Brabo keeps hammering away. Though she voted for an $8,000 concert series, Brabo complains that the county promoted it poorly. “I went to one. It drew six people,” she said.

She also derides the strategy of advertising events in the local weekly newspaper, which has virtually no readership outside the county. “How does that help get the word out?” she asks.

Energizing the public

The purpose of the tourism fund — a modest $85,000 outlay this year, but a slight increase nonetheless — is to draw more visitors to hotels and bed-and-breakfasts in the town of King George and Potomac River-front communities such as Colonial Beach.

Brabo said hotel/motel owners are frustrated because “they are the entities who pay the tax, and yet their input is not solicited.”

Brabo’s inquiries on other subjects run up against a bureaucratic wall. For example, she recalls that board colleagues rebuffed her efforts to obtain regional comparisons on water/sewer service.

To empower businesses and citizens, Brabo conducts regular town hall meetings to encourage local civic involvement. Her semi-annual candidate workshops, co-conducted with the registrar of voters, attract up to 200 people in a county plagued by political apathy.

King George officials have taken notice.

Since Brabo started disseminating news in a monthly newsletter and on her website,, the county has expanded postings on its sites.

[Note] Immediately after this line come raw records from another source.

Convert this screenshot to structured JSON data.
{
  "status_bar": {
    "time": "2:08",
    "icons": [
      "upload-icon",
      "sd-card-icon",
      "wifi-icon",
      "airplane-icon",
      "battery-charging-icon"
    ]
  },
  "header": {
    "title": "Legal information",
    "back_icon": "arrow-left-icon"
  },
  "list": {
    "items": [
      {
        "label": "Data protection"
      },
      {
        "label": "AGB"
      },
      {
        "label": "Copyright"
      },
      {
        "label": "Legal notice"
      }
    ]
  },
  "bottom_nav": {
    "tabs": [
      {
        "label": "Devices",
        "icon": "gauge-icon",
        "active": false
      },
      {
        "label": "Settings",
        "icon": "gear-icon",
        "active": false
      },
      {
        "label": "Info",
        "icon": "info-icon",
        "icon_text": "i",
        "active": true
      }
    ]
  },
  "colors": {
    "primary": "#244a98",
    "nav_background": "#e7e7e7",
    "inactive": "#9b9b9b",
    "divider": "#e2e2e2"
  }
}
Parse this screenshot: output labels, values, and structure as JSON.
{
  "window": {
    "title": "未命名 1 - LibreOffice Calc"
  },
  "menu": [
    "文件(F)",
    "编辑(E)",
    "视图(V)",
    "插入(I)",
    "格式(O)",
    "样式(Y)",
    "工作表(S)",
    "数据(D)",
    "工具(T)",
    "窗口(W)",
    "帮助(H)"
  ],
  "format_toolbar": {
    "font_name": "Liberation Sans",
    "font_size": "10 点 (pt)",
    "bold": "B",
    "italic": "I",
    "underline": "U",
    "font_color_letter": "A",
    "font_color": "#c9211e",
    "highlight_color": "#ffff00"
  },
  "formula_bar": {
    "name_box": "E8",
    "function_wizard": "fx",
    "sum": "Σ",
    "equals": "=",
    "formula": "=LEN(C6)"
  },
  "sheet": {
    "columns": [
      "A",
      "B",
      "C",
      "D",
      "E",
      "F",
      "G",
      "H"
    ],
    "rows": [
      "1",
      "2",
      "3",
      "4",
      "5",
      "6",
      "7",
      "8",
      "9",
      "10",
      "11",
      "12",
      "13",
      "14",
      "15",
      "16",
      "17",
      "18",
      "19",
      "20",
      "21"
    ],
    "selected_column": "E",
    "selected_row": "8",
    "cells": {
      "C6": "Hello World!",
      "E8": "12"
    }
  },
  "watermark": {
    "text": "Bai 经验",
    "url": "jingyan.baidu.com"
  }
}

Two years ago, the Virginia Coalition for Open Government gave King George a D-plus for lack of budget transparency online.

Warren Veazey, president of the Citizens for Nonpartisan Good Government, said too many local candidates have run unopposed since he moved to town in 1976.

“We want to change that and get out of the inbred, plantation mentality.”

Kenric Ward is chief of’s Virginia Bureau. Contact him at or at (571) 319-9824. @Kenricward